In the 1950s, a Gallup poll asked high school seniors if they considered themselves to be a very important person. Just 12 percent said yes. When the same question was asked 50 years later, 80 percent of students said they think they are very important. In a new book, columnist David Brooks explores this broad cultural shift toward inflated self worth. He argues that a central fallacy of modern life is that focus on one’s own importance and success leads to happiness and a meaningful life. Brooks argues instead that in order to have a truly fulfilling life, you must learn how to forget yourself.


  • David Brooks Columnist with the "The New York Times" and author of several books, including "Bobos in Paradise: The New Upper Class and How They Got There" and "The Social Animal: The Hidden Sources of Love, Character, and Achievement."

Read A Featured Excerpt

Excerpted from “The Road to Character” by David Brooks. Copyright 2015. Reprinted with permission from Penguin Random House.

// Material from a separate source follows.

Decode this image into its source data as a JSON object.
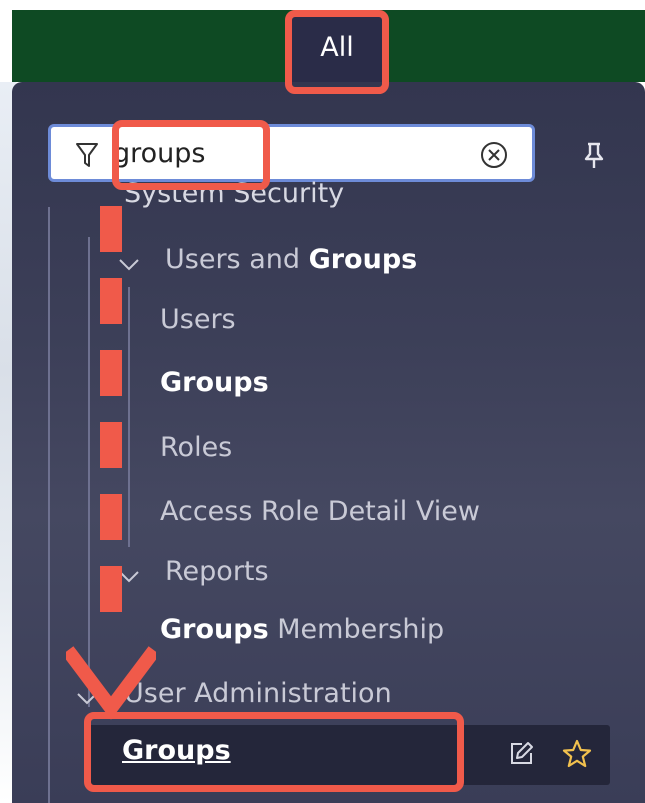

All Rights Reserved.

Related Links

Topics + Tags


comments powered by Disqus
Most Recent Shows

Revisiting The Decision To Drop The Bomb

Thursday, May 18 2023As President Biden's visit to Hiroshima dredges up memories of World War II, Diane talks to historian Evan Thomas about his new book, "Road to Surrender," the story of America's decision to drop the atomic bomb.